- _Task details_: Every line of the listing should be repeated exactly.
Supplied information below:
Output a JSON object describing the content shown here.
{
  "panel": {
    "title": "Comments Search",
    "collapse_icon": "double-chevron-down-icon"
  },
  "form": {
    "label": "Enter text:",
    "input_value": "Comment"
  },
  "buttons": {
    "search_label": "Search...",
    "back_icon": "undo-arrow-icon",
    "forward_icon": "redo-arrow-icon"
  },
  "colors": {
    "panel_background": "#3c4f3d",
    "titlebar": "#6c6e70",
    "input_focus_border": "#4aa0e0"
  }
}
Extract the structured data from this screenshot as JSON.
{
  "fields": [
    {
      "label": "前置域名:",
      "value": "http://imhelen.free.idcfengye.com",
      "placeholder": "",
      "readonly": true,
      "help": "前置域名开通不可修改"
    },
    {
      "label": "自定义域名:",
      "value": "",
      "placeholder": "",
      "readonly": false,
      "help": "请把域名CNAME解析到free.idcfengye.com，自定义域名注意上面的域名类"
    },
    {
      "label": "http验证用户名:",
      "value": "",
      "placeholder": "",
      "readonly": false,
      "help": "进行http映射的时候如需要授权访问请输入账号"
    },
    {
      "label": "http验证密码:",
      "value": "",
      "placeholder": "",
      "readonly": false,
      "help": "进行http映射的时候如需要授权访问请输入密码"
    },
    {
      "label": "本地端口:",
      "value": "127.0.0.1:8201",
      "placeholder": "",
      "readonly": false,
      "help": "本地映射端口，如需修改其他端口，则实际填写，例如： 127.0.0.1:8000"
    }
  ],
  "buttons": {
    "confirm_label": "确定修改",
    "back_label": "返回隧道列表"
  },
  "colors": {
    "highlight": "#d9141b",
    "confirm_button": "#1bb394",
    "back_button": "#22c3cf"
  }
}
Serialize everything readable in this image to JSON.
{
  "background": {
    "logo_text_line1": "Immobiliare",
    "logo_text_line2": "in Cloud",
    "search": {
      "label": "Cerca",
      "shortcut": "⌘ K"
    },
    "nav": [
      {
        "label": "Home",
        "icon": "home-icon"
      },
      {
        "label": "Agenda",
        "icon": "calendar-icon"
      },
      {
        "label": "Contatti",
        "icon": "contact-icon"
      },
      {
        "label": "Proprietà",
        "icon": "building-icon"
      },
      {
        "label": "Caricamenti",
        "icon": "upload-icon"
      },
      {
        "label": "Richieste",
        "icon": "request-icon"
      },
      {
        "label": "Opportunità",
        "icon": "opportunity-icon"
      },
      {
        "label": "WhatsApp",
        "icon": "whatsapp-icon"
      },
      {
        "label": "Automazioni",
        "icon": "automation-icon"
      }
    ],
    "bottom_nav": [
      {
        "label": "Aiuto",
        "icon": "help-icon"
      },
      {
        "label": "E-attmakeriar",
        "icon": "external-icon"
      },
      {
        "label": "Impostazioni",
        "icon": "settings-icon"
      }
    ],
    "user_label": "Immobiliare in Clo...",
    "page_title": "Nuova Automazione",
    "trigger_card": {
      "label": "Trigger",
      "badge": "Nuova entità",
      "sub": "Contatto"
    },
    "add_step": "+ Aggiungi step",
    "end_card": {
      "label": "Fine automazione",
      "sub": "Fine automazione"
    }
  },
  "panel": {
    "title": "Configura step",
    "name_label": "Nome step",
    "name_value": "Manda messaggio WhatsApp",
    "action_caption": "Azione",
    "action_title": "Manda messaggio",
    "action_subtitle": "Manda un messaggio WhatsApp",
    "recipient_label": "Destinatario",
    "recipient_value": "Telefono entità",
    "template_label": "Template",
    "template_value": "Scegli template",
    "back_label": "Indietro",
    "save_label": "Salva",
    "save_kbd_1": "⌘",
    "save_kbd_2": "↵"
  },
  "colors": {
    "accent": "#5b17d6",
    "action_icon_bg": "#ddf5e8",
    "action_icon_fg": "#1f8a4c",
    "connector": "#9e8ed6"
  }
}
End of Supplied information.
- _Task result_:
Output a JSON object describing the content shown here.
{
  "panel": {
    "title": "Comments Search",
    "collapse_icon": "double-chevron-down-icon"
  },
  "form": {
    "label": "Enter text:",
    "input_value": "Comment"
  },
  "buttons": {
    "search_label": "Search...",
    "back_icon": "undo-arrow-icon",
    "forward_icon": "redo-arrow-icon"
  },
  "colors": {
    "panel_background": "#3c4f3d",
    "titlebar": "#6c6e70",
    "input_focus_border": "#4aa0e0"
  }
}
Extract the structured data from this screenshot as JSON.
{
  "fields": [
    {
      "label": "前置域名:",
      "value": "http://imhelen.free.idcfengye.com",
      "placeholder": "",
      "readonly": true,
      "help": "前置域名开通不可修改"
    },
    {
      "label": "自定义域名:",
      "value": "",
      "placeholder": "",
      "readonly": false,
      "help": "请把域名CNAME解析到free.idcfengye.com，自定义域名注意上面的域名类"
    },
    {
      "label": "http验证用户名:",
      "value": "",
      "placeholder": "",
      "readonly": false,
      "help": "进行http映射的时候如需要授权访问请输入账号"
    },
    {
      "label": "http验证密码:",
      "value": "",
      "placeholder": "",
      "readonly": false,
      "help": "进行http映射的时候如需要授权访问请输入密码"
    },
    {
      "label": "本地端口:",
      "value": "127.0.0.1:8201",
      "placeholder": "",
      "readonly": false,
      "help": "本地映射端口，如需修改其他端口，则实际填写，例如： 127.0.0.1:8000"
    }
  ],
  "buttons": {
    "confirm_label": "确定修改",
    "back_label": "返回隧道列表"
  },
  "colors": {
    "highlight": "#d9141b",
    "confirm_button": "#1bb394",
    "back_button": "#22c3cf"
  }
}
Serialize everything readable in this image to JSON.
{
  "background": {
    "logo_text_line1": "Immobiliare",
    "logo_text_line2": "in Cloud",
    "search": {
      "label": "Cerca",
      "shortcut": "⌘ K"
    },
    "nav": [
      {
        "label": "Home",
        "icon": "home-icon"
      },
      {
        "label": "Agenda",
        "icon": "calendar-icon"
      },
      {
        "label": "Contatti",
        "icon": "contact-icon"
      },
      {
        "label": "Proprietà",
        "icon": "building-icon"
      },
      {
        "label": "Caricamenti",
        "icon": "upload-icon"
      },
      {
        "label": "Richieste",
        "icon": "request-icon"
      },
      {
        "label": "Opportunità",
        "icon": "opportunity-icon"
      },
      {
        "label": "WhatsApp",
        "icon": "whatsapp-icon"
      },
      {
        "label": "Automazioni",
        "icon": "automation-icon"
      }
    ],
    "bottom_nav": [
      {
        "label": "Aiuto",
        "icon": "help-icon"
      },
      {
        "label": "E-attmakeriar",
        "icon": "external-icon"
      },
      {
        "label": "Impostazioni",
        "icon": "settings-icon"
      }
    ],
    "user_label": "Immobiliare in Clo...",
    "page_title": "Nuova Automazione",
    "trigger_card": {
      "label": "Trigger",
      "badge": "Nuova entità",
      "sub": "Contatto"
    },
    "add_step": "+ Aggiungi step",
    "end_card": {
      "label": "Fine automazione",
      "sub": "Fine automazione"
    }
  },
  "panel": {
    "title": "Configura step",
    "name_label": "Nome step",
    "name_value": "Manda messaggio WhatsApp",
    "action_caption": "Azione",
    "action_title": "Manda messaggio",
    "action_subtitle": "Manda un messaggio WhatsApp",
    "recipient_label": "Destinatario",
    "recipient_value": "Telefono entità",
    "template_label": "Template",
    "template_value": "Scegli template",
    "back_label": "Indietro",
    "save_label": "Salva",
    "save_kbd_1": "⌘",
    "save_kbd_2": "↵"
  },
  "colors": {
    "accent": "#5b17d6",
    "action_icon_bg": "#ddf5e8",
    "action_icon_fg": "#1f8a4c",
    "connector": "#9e8ed6"
  }
}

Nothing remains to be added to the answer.